Kapamilyas rejoiced this week over the return of their beloved network, ABS-CBN, to free TV.
Now airing as A2Z Channel 11 thanks to a blocktime deal with Zoe Broadcasting Network, the media giant—which still airs on cable TV as the Kapamilya Channel—has given hope to Kapamilyas everywhere that better days have indeed come back.
The return of ABS-CBN to free TV hasn’t been smooth sailing, but for now, they are back. How long they will hang on to the blocktime deal before they get their own frequencies back is a matter that might not be settled until 2022, but at least they are back.
Critics of ABS-CBN may not have taken to this news lightly—mainly the congressmen who were against ABS-CBN’s franchise since the hearings began in June 2020—but they have not made moves in the House of Representatives to once again take ABS-CBN off the air.
Today, we’ll look at how ABS-CBN’s return is good for everyone in the country—critics included.
Revenues and investments will go up
ABS-CBN’s return to free TV gives businesses confidence that they can once again rely on the network to bring more people to them.
Ad agencies now stand to earn more because of ABS-CBN’s return to free TV. Companies like Kantar Philippines—whose media division was supposed to shut down at the end of 2020–regain a significant chunk of its revenue because of the media giant’s return to the airwaves.
These give investors a lot of confidence since advertising will no longer be limited to a handful of networks—especially since most of ABS-CBN’s advertisements did not make their way to other media companies anyway.
MTRCB, who reportedly projected a 40% loss of revenue for 2020, now stands to recoup some of those losses. That 40% came solely from ABS-CBN’s programs that the censor board had to rate. This also means more taxes for the government to collect, something which the network’s critics have always used against them—and they badly need those taxes to fund the government’s current COVID-19 response.
More projects mean more jobs
With ABS-CBN’s return comes the return of jobs that its employees once had. It also marks the return of companies that once worked with ABS-CBN—from food and transportation providers to talent scouts and agencies who provide the extras for the network’s programs.
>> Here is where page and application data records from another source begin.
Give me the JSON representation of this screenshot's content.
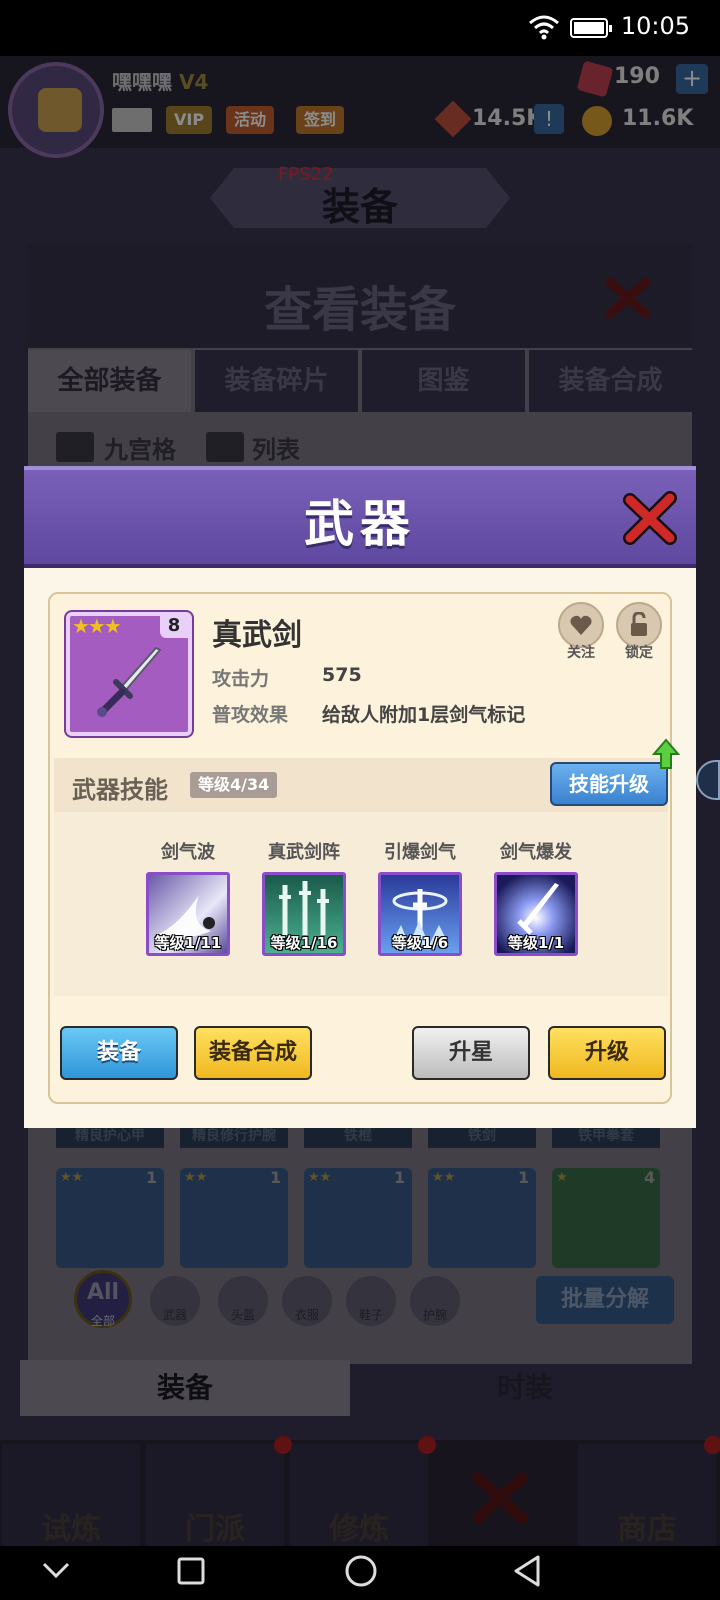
{
  "status": {
    "time": "10:05"
  },
  "player": {
    "name": "嘿嘿嘿",
    "vip_level": "V4",
    "tags": [
      "VIP",
      "活动",
      "签到"
    ]
  },
  "resources": {
    "gems": "190",
    "power": "14.5K",
    "gold": "11.6K"
  },
  "fps": "FPS22",
  "screen_title": "装备",
  "panel": {
    "title": "查看装备",
    "tabs": [
      "全部装备",
      "装备碎片",
      "图鉴",
      "装备合成"
    ],
    "view_modes": [
      "九宫格",
      "列表"
    ]
  },
  "inventory": {
    "row_names": [
      "精良护心甲",
      "精良修行护腕",
      "铁棍",
      "铁剑",
      "铁甲拳套"
    ],
    "cards": [
      {
        "stars": "★★",
        "count": "1"
      },
      {
        "stars": "★★",
        "count": "1"
      },
      {
        "stars": "★★",
        "count": "1"
      },
      {
        "stars": "★★",
        "count": "1"
      },
      {
        "stars": "★",
        "count": "4"
      }
    ]
  },
  "filters": {
    "all": "All",
    "all_sub": "全部",
    "items": [
      "武器",
      "头盔",
      "衣服",
      "鞋子",
      "护腕"
    ]
  },
  "batch_button": "批量分解",
  "subtabs": [
    "装备",
    "时装"
  ],
  "navbar": [
    "试炼",
    "门派",
    "修炼",
    "",
    "商店"
  ],
  "modal": {
    "title": "武器",
    "weapon": {
      "name": "真武剑",
      "stars": "★★★",
      "level": "8",
      "attack_label": "攻击力",
      "attack_value": "575",
      "effect_label": "普攻效果",
      "effect_value": "给敌人附加1层剑气标记"
    },
    "follow_label": "关注",
    "lock_label": "锁定",
    "skill_section": {
      "title": "武器技能",
      "level": "等级4/34",
      "upgrade_button": "技能升级",
      "skills": [
        {
          "name": "剑气波",
          "level": "等级1/11"
        },
        {
          "name": "真武剑阵",
          "level": "等级1/16"
        },
        {
          "name": "引爆剑气",
          "level": "等级1/6"
        },
        {
          "name": "剑气爆发",
          "level": "等级1/1"
        }
      ]
    },
    "buttons": {
      "equip": "装备",
      "combine": "装备合成",
      "star_up": "升星",
      "upgrade": "升级"
    }
  },
  "colors": {
    "modal_header": "#6a52ac",
    "blue_button": "#3a9be0",
    "yellow_button": "#f6c830",
    "skill_frame": "#8a4cc8"
  }
}
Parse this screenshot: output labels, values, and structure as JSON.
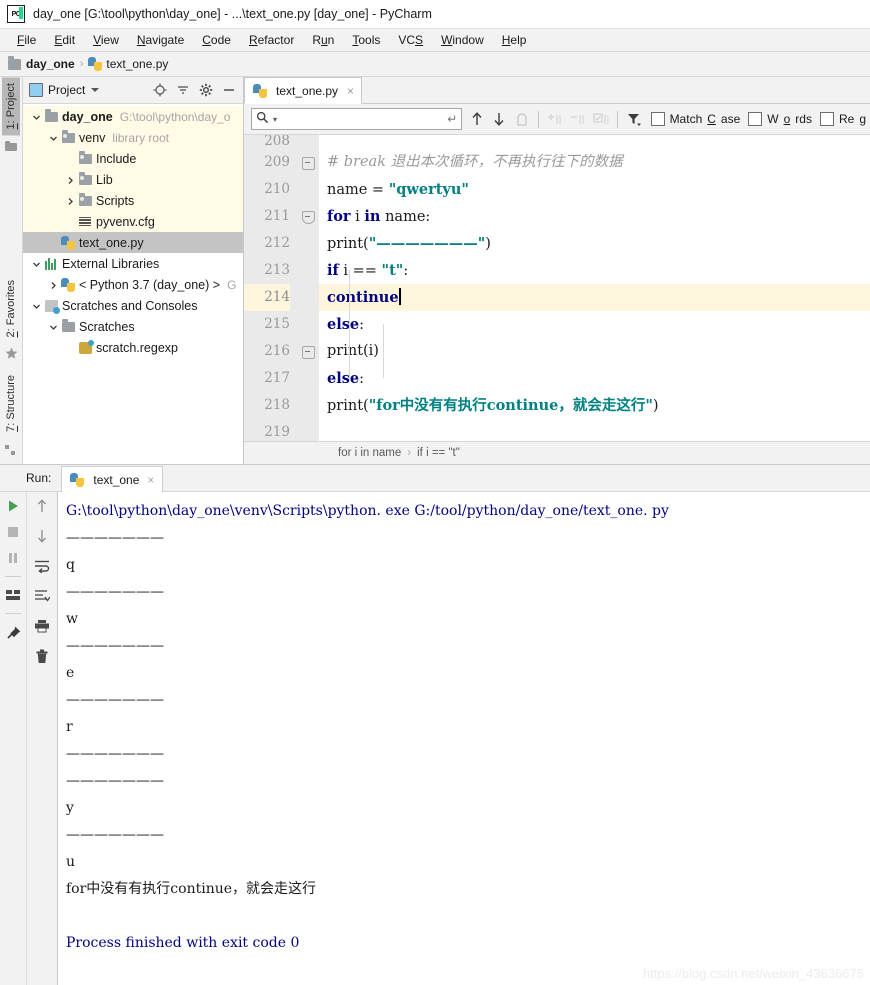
{
  "window": {
    "title": "day_one [G:\\tool\\python\\day_one] - ...\\text_one.py [day_one] - PyCharm",
    "logo_text": "PC"
  },
  "menubar": {
    "items": [
      {
        "pre": "",
        "mn": "F",
        "post": "ile"
      },
      {
        "pre": "",
        "mn": "E",
        "post": "dit"
      },
      {
        "pre": "",
        "mn": "V",
        "post": "iew"
      },
      {
        "pre": "",
        "mn": "N",
        "post": "avigate"
      },
      {
        "pre": "",
        "mn": "C",
        "post": "ode"
      },
      {
        "pre": "",
        "mn": "R",
        "post": "efactor"
      },
      {
        "pre": "R",
        "mn": "u",
        "post": "n"
      },
      {
        "pre": "",
        "mn": "T",
        "post": "ools"
      },
      {
        "pre": "VC",
        "mn": "S",
        "post": ""
      },
      {
        "pre": "",
        "mn": "W",
        "post": "indow"
      },
      {
        "pre": "",
        "mn": "H",
        "post": "elp"
      }
    ]
  },
  "breadcrumb": {
    "project": "day_one",
    "file": "text_one.py",
    "separator": "›"
  },
  "leftrail": {
    "project_tab_pre": "",
    "project_tab_mn": "1",
    "project_tab_post": ": Project",
    "favorites_tab_pre": "",
    "favorites_tab_mn": "2",
    "favorites_tab_post": ": Favorites",
    "structure_tab_pre": "",
    "structure_tab_mn": "7",
    "structure_tab_post": ": Structure"
  },
  "project_panel": {
    "title": "Project",
    "tree": [
      {
        "label": "day_one",
        "path": "G:\\tool\\python\\day_o",
        "indent": 0,
        "twisty": "down",
        "icon": "folder-icon",
        "bold": true,
        "state": "highlight"
      },
      {
        "label": "venv",
        "path": "library root",
        "indent": 1,
        "twisty": "down",
        "icon": "folder-lib-icon",
        "bold": false,
        "state": "highlight"
      },
      {
        "label": "Include",
        "path": "",
        "indent": 2,
        "twisty": "none",
        "icon": "folder-lib-icon",
        "bold": false,
        "state": "highlight"
      },
      {
        "label": "Lib",
        "path": "",
        "indent": 2,
        "twisty": "right",
        "icon": "folder-lib-icon",
        "bold": false,
        "state": "highlight"
      },
      {
        "label": "Scripts",
        "path": "",
        "indent": 2,
        "twisty": "right",
        "icon": "folder-lib-icon",
        "bold": false,
        "state": "highlight"
      },
      {
        "label": "pyvenv.cfg",
        "path": "",
        "indent": 2,
        "twisty": "none",
        "icon": "config-file-icon",
        "bold": false,
        "state": "highlight"
      },
      {
        "label": "text_one.py",
        "path": "",
        "indent": 1,
        "twisty": "none",
        "icon": "python-file-icon",
        "bold": false,
        "state": "selected"
      },
      {
        "label": "External Libraries",
        "path": "",
        "indent": 0,
        "twisty": "down",
        "icon": "external-libraries-icon",
        "bold": false,
        "state": "normal"
      },
      {
        "label": "< Python 3.7 (day_one) >",
        "path": "G",
        "indent": 1,
        "twisty": "right",
        "icon": "python-interpreter-icon",
        "bold": false,
        "state": "normal"
      },
      {
        "label": "Scratches and Consoles",
        "path": "",
        "indent": 0,
        "twisty": "down",
        "icon": "scratches-icon",
        "bold": false,
        "state": "normal"
      },
      {
        "label": "Scratches",
        "path": "",
        "indent": 1,
        "twisty": "down",
        "icon": "folder-icon",
        "bold": false,
        "state": "normal"
      },
      {
        "label": "scratch.regexp",
        "path": "",
        "indent": 2,
        "twisty": "none",
        "icon": "regexp-file-icon",
        "bold": false,
        "state": "normal"
      }
    ]
  },
  "editor": {
    "tab_label": "text_one.py",
    "tab_close": "×",
    "find": {
      "value": "",
      "enter_glyph": "↵",
      "match_case_pre": "Match ",
      "match_case_mn": "C",
      "match_case_post": "ase",
      "words_pre": "W",
      "words_mn": "o",
      "words_post": "rds",
      "regex_pre": "Re",
      "regex_mn": "g",
      "regex_post": ""
    },
    "first_line_number": 208,
    "current_line": 214,
    "lines": [
      {
        "n": 208,
        "partial": true,
        "tokens": []
      },
      {
        "n": 209,
        "fold": "minus",
        "tokens": [
          {
            "t": "#  break  退出本次循环，不再执行往下的数据",
            "c": "cmt"
          }
        ]
      },
      {
        "n": 210,
        "tokens": [
          {
            "t": "name = ",
            "c": "fn"
          },
          {
            "t": "\"qwertyu\"",
            "c": "str"
          }
        ]
      },
      {
        "n": 211,
        "fold": "arrow",
        "tokens": [
          {
            "t": "for",
            "c": "kw"
          },
          {
            "t": " i ",
            "c": "fn"
          },
          {
            "t": "in",
            "c": "kw"
          },
          {
            "t": " name:",
            "c": "fn"
          }
        ]
      },
      {
        "n": 212,
        "tokens": [
          {
            "t": "    print(",
            "c": "fn"
          },
          {
            "t": "\"———————\"",
            "c": "str"
          },
          {
            "t": ")",
            "c": "fn"
          }
        ]
      },
      {
        "n": 213,
        "tokens": [
          {
            "t": "    ",
            "c": "fn"
          },
          {
            "t": "if",
            "c": "kw"
          },
          {
            "t": " i == ",
            "c": "fn"
          },
          {
            "t": "\"t\"",
            "c": "str"
          },
          {
            "t": ":",
            "c": "fn"
          }
        ]
      },
      {
        "n": 214,
        "current": true,
        "tokens": [
          {
            "t": "        ",
            "c": "fn"
          },
          {
            "t": "continue",
            "c": "kw"
          }
        ],
        "cursor": true
      },
      {
        "n": 215,
        "tokens": [
          {
            "t": "    ",
            "c": "fn"
          },
          {
            "t": "else",
            "c": "kw"
          },
          {
            "t": ":",
            "c": "fn"
          }
        ]
      },
      {
        "n": 216,
        "fold": "minus",
        "tokens": [
          {
            "t": "        print(i)",
            "c": "fn"
          }
        ]
      },
      {
        "n": 217,
        "tokens": [
          {
            "t": "else",
            "c": "kw"
          },
          {
            "t": ":",
            "c": "fn"
          }
        ]
      },
      {
        "n": 218,
        "tokens": [
          {
            "t": "    print(",
            "c": "fn"
          },
          {
            "t": "\"for中没有有执行continue，就会走这行\"",
            "c": "str"
          },
          {
            "t": ")",
            "c": "fn"
          }
        ]
      },
      {
        "n": 219,
        "tokens": []
      }
    ],
    "status_breadcrumb": [
      "for i in name",
      "if i == \"t\""
    ],
    "status_breadcrumb_sep": "›"
  },
  "run_panel": {
    "run_label": "Run:",
    "tab_label": "text_one",
    "tab_close": "×",
    "left_tools": [
      "run-icon",
      "stop-icon",
      "pause-icon",
      "layout-icon",
      "pin-icon"
    ],
    "right_tools": [
      "arrow-up-icon",
      "arrow-down-icon",
      "soft-wrap-icon",
      "scroll-to-end-icon",
      "print-icon",
      "trash-icon"
    ],
    "console": [
      {
        "text": "G:\\tool\\python\\day_one\\venv\\Scripts\\python. exe G:/tool/python/day_one/text_one. py",
        "cls": "co-cmd"
      },
      {
        "text": "———————",
        "cls": "co-out"
      },
      {
        "text": "q",
        "cls": "co-out"
      },
      {
        "text": "———————",
        "cls": "co-out"
      },
      {
        "text": "w",
        "cls": "co-out"
      },
      {
        "text": "———————",
        "cls": "co-out"
      },
      {
        "text": "e",
        "cls": "co-out"
      },
      {
        "text": "———————",
        "cls": "co-out"
      },
      {
        "text": "r",
        "cls": "co-out"
      },
      {
        "text": "———————",
        "cls": "co-out"
      },
      {
        "text": "———————",
        "cls": "co-out"
      },
      {
        "text": "y",
        "cls": "co-out"
      },
      {
        "text": "———————",
        "cls": "co-out"
      },
      {
        "text": "u",
        "cls": "co-out"
      },
      {
        "text": "for中没有有执行continue，就会走这行",
        "cls": "co-out"
      },
      {
        "text": "",
        "cls": "co-out"
      },
      {
        "text": "Process finished with exit code 0",
        "cls": "co-done"
      }
    ],
    "watermark": "https://blog.csdn.net/weixin_43636675"
  }
}
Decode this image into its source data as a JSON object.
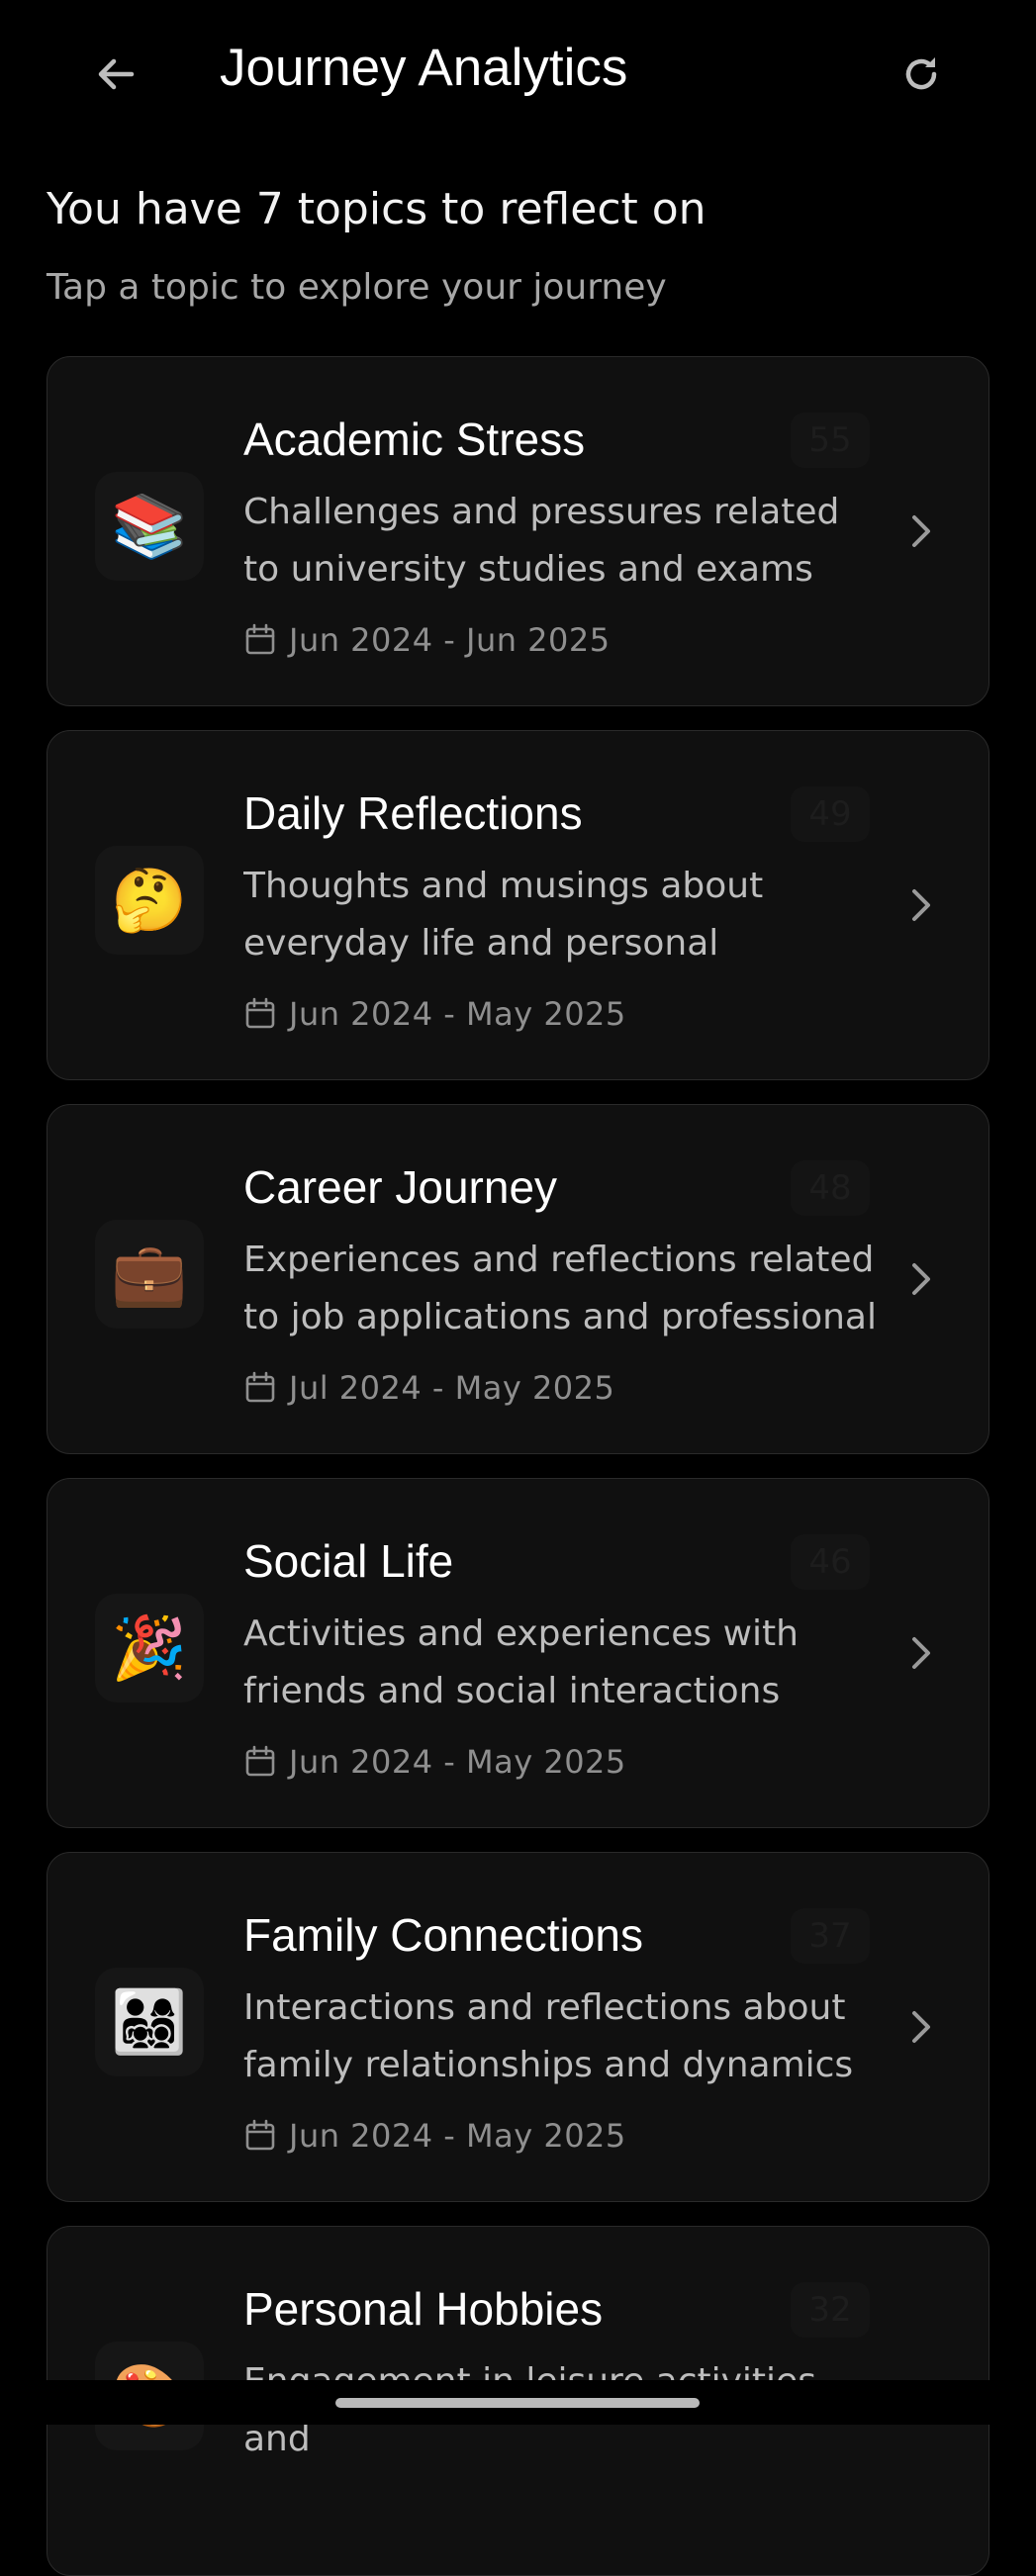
{
  "header": {
    "title": "Journey Analytics",
    "back_icon": "arrow-left-icon",
    "refresh_icon": "refresh-icon"
  },
  "summary": {
    "text": "You have 7 topics to reflect on",
    "hint": "Tap a topic to explore your journey"
  },
  "topics": [
    {
      "emoji": "📚",
      "title": "Academic Stress",
      "count": "55",
      "description": "Challenges and pressures related to university studies and exams",
      "date_range": "Jun 2024 - Jun 2025"
    },
    {
      "emoji": "🤔",
      "title": "Daily Reflections",
      "count": "49",
      "description": "Thoughts and musings about everyday life and personal",
      "date_range": "Jun 2024 - May 2025"
    },
    {
      "emoji": "💼",
      "title": "Career Journey",
      "count": "48",
      "description": "Experiences and reflections related to job applications and professional",
      "date_range": "Jul 2024 - May 2025"
    },
    {
      "emoji": "🎉",
      "title": "Social Life",
      "count": "46",
      "description": "Activities and experiences with friends and social interactions",
      "date_range": "Jun 2024 - May 2025"
    },
    {
      "emoji": "👨‍👩‍👧‍👦",
      "title": "Family Connections",
      "count": "37",
      "description": "Interactions and reflections about family relationships and dynamics",
      "date_range": "Jun 2024 - May 2025"
    },
    {
      "emoji": "🎨",
      "title": "Personal Hobbies",
      "count": "32",
      "description": "Engagement in leisure activities and",
      "date_range": ""
    }
  ],
  "colors": {
    "background": "#000000",
    "card_background": "#101010",
    "card_border": "#2a2a2a",
    "title_text": "#ffffff",
    "description_text": "#bdbdbd",
    "date_text": "#8f8f8f"
  }
}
It also opens up the field for celebrities to have projects outside of what they are doing right now—be it working on new shows or appearances in ABS-CBN’s current shows. Granted, most of them are still afraid of working in TV production during the pandemic, but ABS-CBN is taking its cue from networks like GMA-7, who completed a 4-day shoot for its recently-concluded mini-series I Can See You: The Promise.
Another platform for artistas
Speaking of projects, artistas and their managers now have another station to showcase their talents.
Some artistas who have been loyal to ABS-CBN who have refused to take in projects from other networks now have their mother network to go back to.
New ones, on the other hand, now have the option of going with the current leader, GMA-7, or going to its biggest rival, ABS-CBN. Granted, ABS-CBN’s audience count may not be as high as not everyone knows the existence of Zoe Broadcasting’s channel 11, but it has only been one week since ABS-CBN’s return.
People will catch on.
Competition is once again fierce
Sure, it’s only been one week since ABS-CBN returned to free TV, but that doesn’t mean the competition isn’t heating up.
For the past 2 months, GMA-7 has dominated free TV as far as viewership goes. People haven’t had the choice outside of turning off their TVs and binge-watching YouTube videos. TV5 has always been around, but their viewership is middling at best.
With ABS-CBN’s return, it gives people the chance to watch shows from another network—and, in turn, another set of eyes. It also allows businesses to explore ABS-CBN’s pool of talents—writers, directors, artists, etc.—once more, which means
This means both GMA-7 and TV5 will step up their production quality to get people to stay glued to their channels, improving today’s media landscape.
Critics will have something to do—again
By critics, we mean people like partylist representatives Rodante Marcoleta and Mike Defensor—both very vocal about preventing the renewal of ABS-CBN’s franchise.
They’ll once again have their plates full—not that it isn’t, but they will be—because ABS-CBN will no longer be held back by a paywall, i.e. a cable subscription, which not everyone has access to.
Incoming-outgoing (what is it really?) House Speaker Alan Peter Cayetano will also have another reason to work harder to pass the 2021 national budget as fast as possible—within legal and constitutional limits, of course. He will probably ask the House to launch an inquiry on why ABS-CBN was allowed to go back on air despite their franchise application being denied back in July.
Let’s not forget President Rodrigo Duterte and his trusted team—led by Solicitor General Jose Calida, who will no doubt revive the cases he once filed against ABS-CBN.